Somehow, though, I doubt that he ever wore his Navy SEAL ribbons or pin insignia upside down.
I was a park ranger once, and I made mistakes. The day before Interior Secretary James Watt visited Alaska’s Denali National Park in 1981, a fellow ranger told me I should stop wearing red socks.
He was right. The National Park Service uniform mattered. It still does and always will. It speaks to mission and respect. It shows that we care deeply for the welfare of our public lands in general and our national parks in particular. Parks are not just scenery but also history and ecology; they are sources of education, innovation, provocation and inspiration.
The uniform says we must save these places so they will one day save us. From what? From all our frantic digging, drilling and spilling. From what Edward Abbey, a former park ranger, called a “dog-eat-dog economy” where “the Doberman is boss.”

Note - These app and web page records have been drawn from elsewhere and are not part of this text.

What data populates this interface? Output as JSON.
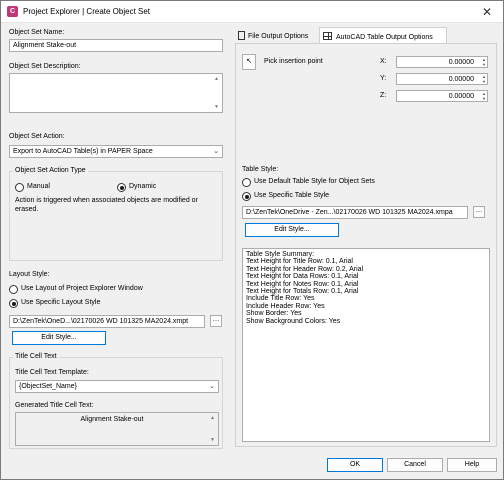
{
  "window": {
    "title": "Project Explorer | Create Object Set",
    "close_glyph": "✕"
  },
  "left": {
    "name_label": "Object Set Name:",
    "name_value": "Alignment Stake-out",
    "desc_label": "Object Set Description:",
    "action_label": "Object Set Action:",
    "action_value": "Export to AutoCAD Table(s) in PAPER Space",
    "action_type_group": "Object Set Action Type",
    "manual_label": "Manual",
    "dynamic_label": "Dynamic",
    "action_note": "Action is triggered when associated objects are modified or erased.",
    "layout_label": "Layout Style:",
    "layout_opt1": "Use Layout of Project Explorer Window",
    "layout_opt2": "Use Specific Layout Style",
    "layout_path": "D:\\ZenTek\\OneD...\\02170026 WD 101325 MA2024.xmpt",
    "edit_style_btn": "Edit Style...",
    "title_cell_group": "Title Cell Text",
    "template_label": "Title Cell Text Template:",
    "template_value": "{ObjectSet_Name}",
    "generated_label": "Generated Title Cell Text:",
    "generated_value": "Alignment Stake-out"
  },
  "tabs": [
    {
      "label": "File Output Options"
    },
    {
      "label": "AutoCAD Table Output Options"
    }
  ],
  "right": {
    "pick_label": "Pick insertion point",
    "x_label": "X:",
    "x_value": "0.00000",
    "y_label": "Y:",
    "y_value": "0.00000",
    "z_label": "Z:",
    "z_value": "0.00000",
    "table_style_label": "Table Style:",
    "style_opt1": "Use Default Table Style for Object Sets",
    "style_opt2": "Use Specific Table Style",
    "style_path": "D:\\ZenTek\\OneDrive - Zen...\\02170026 WD 101325 MA2024.xmpa",
    "edit_style_btn": "Edit Style...",
    "summary": [
      "Table Style Summary:",
      "  Text Height for Title Row: 0.1, Arial",
      "  Text Height for Header Row: 0.2, Arial",
      "  Text Height for Data Rows: 0.1, Arial",
      "  Text Height for Notes Row: 0.1, Arial",
      "  Text Height for Totals Row: 0.1, Arial",
      "  Include Title Row: Yes",
      "  Include Header Row: Yes",
      "  Show Border: Yes",
      "  Show Background Colors: Yes"
    ]
  },
  "footer": {
    "ok": "OK",
    "cancel": "Cancel",
    "help": "Help"
  }
}
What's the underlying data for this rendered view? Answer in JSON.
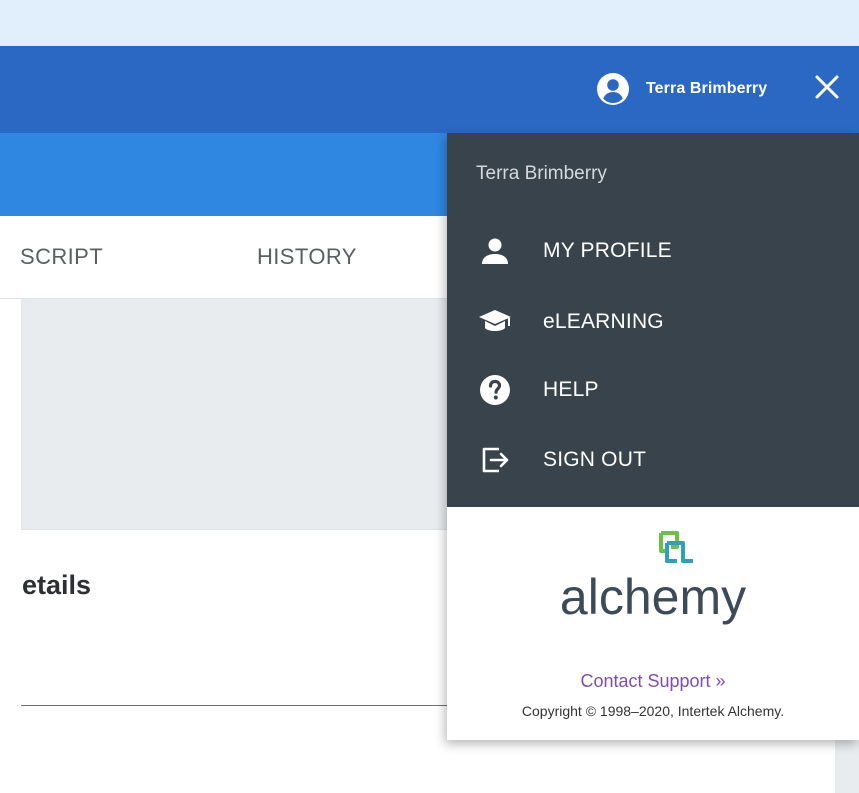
{
  "header": {
    "user_name": "Terra Brimberry",
    "avatar_icon": "account-circle-icon",
    "close_icon": "close-icon"
  },
  "tabs": [
    {
      "label": "SCRIPT"
    },
    {
      "label": "HISTORY"
    }
  ],
  "main": {
    "section_heading": "etails"
  },
  "user_menu": {
    "user_name": "Terra Brimberry",
    "items": [
      {
        "label": "MY PROFILE",
        "icon": "person-icon"
      },
      {
        "label": "eLEARNING",
        "icon": "graduation-cap-icon"
      },
      {
        "label": "HELP",
        "icon": "question-circle-icon"
      },
      {
        "label": "SIGN OUT",
        "icon": "sign-out-icon"
      }
    ],
    "logo_text": "alchemy",
    "contact_link": "Contact Support »",
    "copyright": "Copyright © 1998–2020, Intertek Alchemy."
  },
  "colors": {
    "top_strip": "#e1eefb",
    "app_bar": "#2b68c4",
    "sub_bar": "#3087e2",
    "menu_dark": "#39434b",
    "link": "#7e4db3",
    "logo_green": "#6cbf4a",
    "logo_teal": "#2aa3b8",
    "logo_text": "#3d4a57"
  }
}
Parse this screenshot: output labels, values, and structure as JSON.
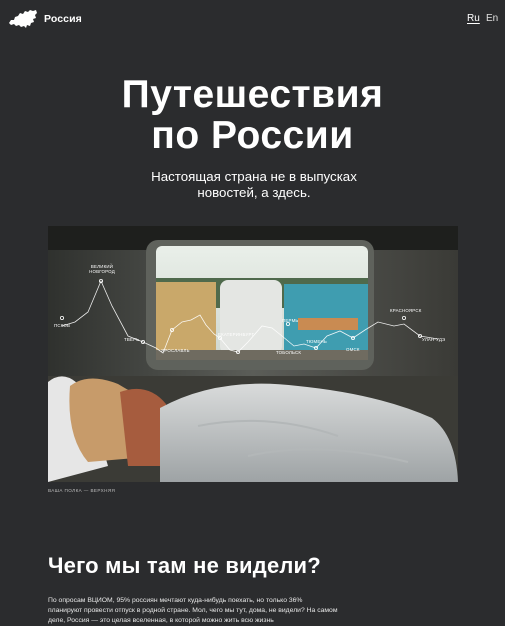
{
  "header": {
    "brand": "Россия",
    "logo_icon": "russia-map-icon",
    "lang_ru": "Ru",
    "lang_en": "En"
  },
  "hero": {
    "title_line1": "Путешествия",
    "title_line2": "по России",
    "subtitle_line1": "Настоящая страна не в выпусках",
    "subtitle_line2": "новостей, а здесь."
  },
  "photo": {
    "caption": "Ваша полка — верхняя",
    "route": {
      "cities": [
        {
          "name": "Псков",
          "top": false
        },
        {
          "name": "Великий Новгород",
          "top": true
        },
        {
          "name": "Тверь",
          "top": false
        },
        {
          "name": "Ярославль",
          "top": false
        },
        {
          "name": "Екатеринбург",
          "top": false
        },
        {
          "name": "Тобольск",
          "top": false
        },
        {
          "name": "Пермь",
          "top": false
        },
        {
          "name": "Тюмень",
          "top": false
        },
        {
          "name": "Омск",
          "top": false
        },
        {
          "name": "Красноярск",
          "top": true
        },
        {
          "name": "Улан-Удэ",
          "top": false
        }
      ]
    }
  },
  "section": {
    "title": "Чего мы там не видели?",
    "body": "По опросам ВЦИОМ, 95% россиян мечтают куда-нибудь поехать, но только 36% планируют провести отпуск в родной стране. Мол, чего мы тут, дома, не видели? На самом деле, Россия — это целая вселенная, в которой можно жить всю жизнь"
  },
  "colors": {
    "background": "#2b2c2e",
    "text": "#ffffff"
  }
}
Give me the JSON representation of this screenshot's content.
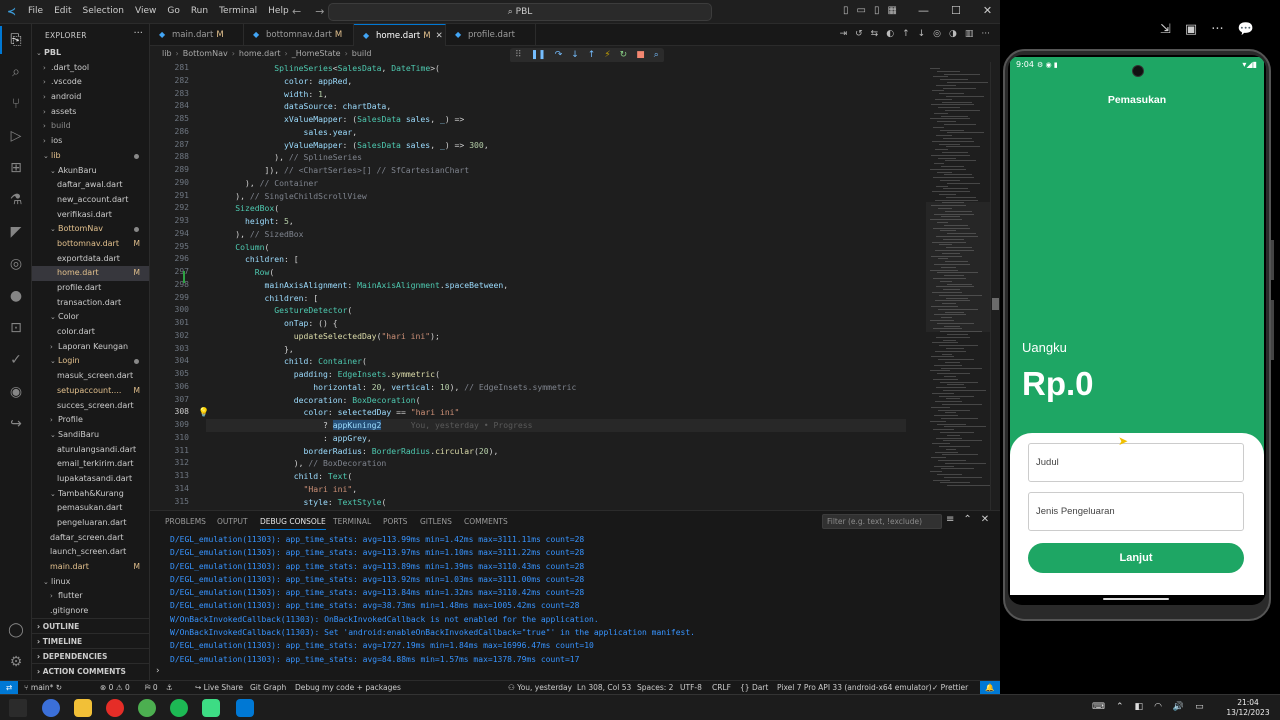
{
  "vscode": {
    "menu": [
      "File",
      "Edit",
      "Selection",
      "View",
      "Go",
      "Run",
      "Terminal",
      "Help"
    ],
    "search": "PBL",
    "explorer_title": "EXPLORER",
    "tree": [
      {
        "label": "PBL",
        "depth": 0,
        "chev": "v",
        "bold": true
      },
      {
        "label": ".dart_tool",
        "depth": 1,
        "chev": ">"
      },
      {
        "label": ".vscode",
        "depth": 1,
        "chev": ">"
      },
      {
        "label": "android",
        "depth": 1,
        "chev": ">"
      },
      {
        "label": "assets",
        "depth": 1,
        "chev": ">"
      },
      {
        "label": "build",
        "depth": 1,
        "chev": ">",
        "dim": true
      },
      {
        "label": "ios",
        "depth": 1,
        "chev": ">"
      },
      {
        "label": "lib",
        "depth": 1,
        "chev": "v",
        "dot": true,
        "mod": true
      },
      {
        "label": "AkunBaru",
        "depth": 2,
        "chev": "v"
      },
      {
        "label": "daftar_awal.dart",
        "depth": 3
      },
      {
        "label": "new_account.dart",
        "depth": 3
      },
      {
        "label": "verifikasi.dart",
        "depth": 3
      },
      {
        "label": "BottomNav",
        "depth": 2,
        "chev": "v",
        "dot": true,
        "mod": true
      },
      {
        "label": "bottomnav.dart",
        "depth": 3,
        "mark": "M",
        "mod": true
      },
      {
        "label": "exportdata.dart",
        "depth": 3
      },
      {
        "label": "home.dart",
        "depth": 3,
        "mark": "M",
        "mod": true,
        "selected": true
      },
      {
        "label": "profile.dart",
        "depth": 3
      },
      {
        "label": "transaction.dart",
        "depth": 3
      },
      {
        "label": "Color",
        "depth": 2,
        "chev": "v"
      },
      {
        "label": "color.dart",
        "depth": 3
      },
      {
        "label": "Laporan Keungan",
        "depth": 2,
        "chev": ">"
      },
      {
        "label": "Login",
        "depth": 2,
        "chev": "v",
        "dot": true,
        "mod": true
      },
      {
        "label": "masuk_screen.dart",
        "depth": 3
      },
      {
        "label": "setupaccount....",
        "depth": 3,
        "mark": "M",
        "mod": true
      },
      {
        "label": "succes_screen.dart",
        "depth": 3
      },
      {
        "label": "Profile",
        "depth": 2,
        "chev": ">"
      },
      {
        "label": "SandiBaru",
        "depth": 2,
        "chev": "v"
      },
      {
        "label": "aturulangsandi.dart",
        "depth": 3
      },
      {
        "label": "email_terkirim.dart",
        "depth": 3
      },
      {
        "label": "lupakatasandi.dart",
        "depth": 3
      },
      {
        "label": "Tambah&Kurang",
        "depth": 2,
        "chev": "v"
      },
      {
        "label": "pemasukan.dart",
        "depth": 3
      },
      {
        "label": "pengeluaran.dart",
        "depth": 3
      },
      {
        "label": "daftar_screen.dart",
        "depth": 2
      },
      {
        "label": "launch_screen.dart",
        "depth": 2
      },
      {
        "label": "main.dart",
        "depth": 2,
        "mark": "M",
        "mod": true
      },
      {
        "label": "linux",
        "depth": 1,
        "chev": "v"
      },
      {
        "label": "flutter",
        "depth": 2,
        "chev": ">"
      },
      {
        "label": ".gitignore",
        "depth": 2
      }
    ],
    "sections": [
      "OUTLINE",
      "TIMELINE",
      "DEPENDENCIES",
      "ACTION COMMENTS"
    ],
    "tabs": [
      {
        "label": "main.dart",
        "mark": "M"
      },
      {
        "label": "bottomnav.dart",
        "mark": "M"
      },
      {
        "label": "home.dart",
        "mark": "M",
        "active": true
      },
      {
        "label": "profile.dart",
        "mark": ""
      }
    ],
    "breadcrumb": [
      "lib",
      "BottomNav",
      "home.dart",
      "_HomeState",
      "build"
    ],
    "line_numbers": [
      "281",
      "282",
      "283",
      "284",
      "285",
      "286",
      "287",
      "288",
      "289",
      "290",
      "291",
      "292",
      "293",
      "294",
      "295",
      "296",
      "297",
      "298",
      "299",
      "300",
      "301",
      "302",
      "303",
      "304",
      "305",
      "306",
      "307",
      "308",
      "309",
      "310",
      "311",
      "312",
      "313",
      "314",
      "315"
    ],
    "current_line": "308",
    "blame": "You, yesterday • Progress",
    "panel_tabs": [
      "PROBLEMS",
      "OUTPUT",
      "DEBUG CONSOLE",
      "TERMINAL",
      "PORTS",
      "GITLENS",
      "COMMENTS"
    ],
    "panel_active": "DEBUG CONSOLE",
    "filter_placeholder": "Filter (e.g. text, !exclude)",
    "console": [
      "D/EGL_emulation(11303): app_time_stats: avg=113.99ms min=1.42ms max=3111.11ms count=28",
      "D/EGL_emulation(11303): app_time_stats: avg=113.97ms min=1.10ms max=3111.22ms count=28",
      "D/EGL_emulation(11303): app_time_stats: avg=113.89ms min=1.39ms max=3110.43ms count=28",
      "D/EGL_emulation(11303): app_time_stats: avg=113.92ms min=1.03ms max=3111.00ms count=28",
      "D/EGL_emulation(11303): app_time_stats: avg=113.84ms min=1.32ms max=3110.42ms count=28",
      "D/EGL_emulation(11303): app_time_stats: avg=38.73ms min=1.48ms max=1005.42ms count=28",
      "W/OnBackInvokedCallback(11303): OnBackInvokedCallback is not enabled for the application.",
      "W/OnBackInvokedCallback(11303): Set 'android:enableOnBackInvokedCallback=\"true\"' in the application manifest.",
      "D/EGL_emulation(11303): app_time_stats: avg=1727.19ms min=1.84ms max=16996.47ms count=10",
      "D/EGL_emulation(11303): app_time_stats: avg=84.88ms min=1.57ms max=1378.79ms count=17"
    ],
    "status": {
      "branch": "main*",
      "errors": "0",
      "warnings": "0",
      "ports": "0",
      "live_share": "Live Share",
      "git_graph": "Git Graph",
      "debug": "Debug my code + packages",
      "blame": "You, yesterday",
      "position": "Ln 308, Col 53",
      "spaces": "Spaces: 2",
      "encoding": "UTF-8",
      "eol": "CRLF",
      "language": "Dart",
      "device": "Pixel 7 Pro API 33 (android-x64 emulator)",
      "prettier": "Prettier"
    }
  },
  "phone": {
    "time": "9:04",
    "title": "Pemasukan",
    "balance_label": "Uangku",
    "balance": "Rp.0",
    "field1_placeholder": "Judul",
    "field2_placeholder": "Jenis Pengeluaran",
    "button": "Lanjut"
  },
  "taskbar": {
    "time": "21:04",
    "date": "13/12/2023"
  },
  "colors": {
    "accent": "#0078d4",
    "app_green": "#1ea664"
  }
}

Consider that 80 percent of Earth’s natural forests have been destroyed; that mercury, plastics and other pollutants are everywhere, from the highest mountains to the deepest oceans; that 96 percent of all mammal biomass now consists of human beings and our livestock and our pets. Or that today’s extinction rates are estimated to be 1,000 to 10,000 times above average historic levels.
The human race has plundered the planet and brought about the sixth great extinction. “We have been too efficient at destruction;” wrote Wallace Stegner, “we have left our souls too little space to breathe in.”
Where then can we find a corrective lens, a better definition of success and ourselves? Open space. The big quiet. “Now I see the secret of making the best person: it is to grow in the open air and to eat and sleep with the earth,” wrote Walt Whitman.
In essence, our interior secretary is a health professional in charge of America’s largest medical clinic — our public lands. He can be a brake on the wheel of our own self-destructive machine, if he so chooses.
When Watt did visit Denali in 1981, I smiled and greeted him with my NPS green and gray, my gold badge and my standard-issue brown socks (and my flat hat on properly). We got along just dandy. Newly appointed by President Ronald Reagan, Watt was a near-sighted champion of capitalism and Christ who appeared mildly uncomfortable in his new job. Earlier, while floating the Colorado River through the Grand Canyon, he had prayed for a helicopter to come take him out, saying, “I don’t like to paddle, and I don’t like to walk.” Watt lasted just two years in the job before his habit for creating controversy did him in.
More than a few critics have said that Zinke reminds them of Watt. Again, let us be charitable.
I encourage Zinke to read the great American preservationist writers, such as Whitman, Henry David Thoreau, John Muir, Aldo Leopold, Marjory Stoneman Douglas, Robert Marshall, Rachel Carson, E.O. Wilson, Carl Safina and Terry Tempest Williams — for starters. And don’t forget Stegner and Abbey. It’s never too late to learn; to discover what Leopold called an “ecological consciousness” that defines nature not as a commodity we own, but as a community we belong to.
Get away from those sticky oilmen who can hear a dollar bill fall on the rimrock — men who would watch the world burn to increase their profits.
Good interior secretaries hold on to what we have. They add to America’s résumé of stunning public lands. They never dismantle existing national monuments or drill for oil in wildlife refuges, as Zinke intends. And they don’t appoint wildlife boards loaded with trophy hunters.
Put on that NPS hat — properly. Walk with us and see the folly in what you’ve done.
It’s a simple matter of ethics and morality. Yes, we could squeeze more money out of every acre. We could also make a full meal of a bald eagle. But it’s not the right thing to do. We’re not that hungry and not that desperate. We are charitable.
Kim Heacox’s most recent books are “Rhythm of the Wild: A Life Inspired by Alaska’s Denali National Park” and the novel “Jimmy Bluefeather.”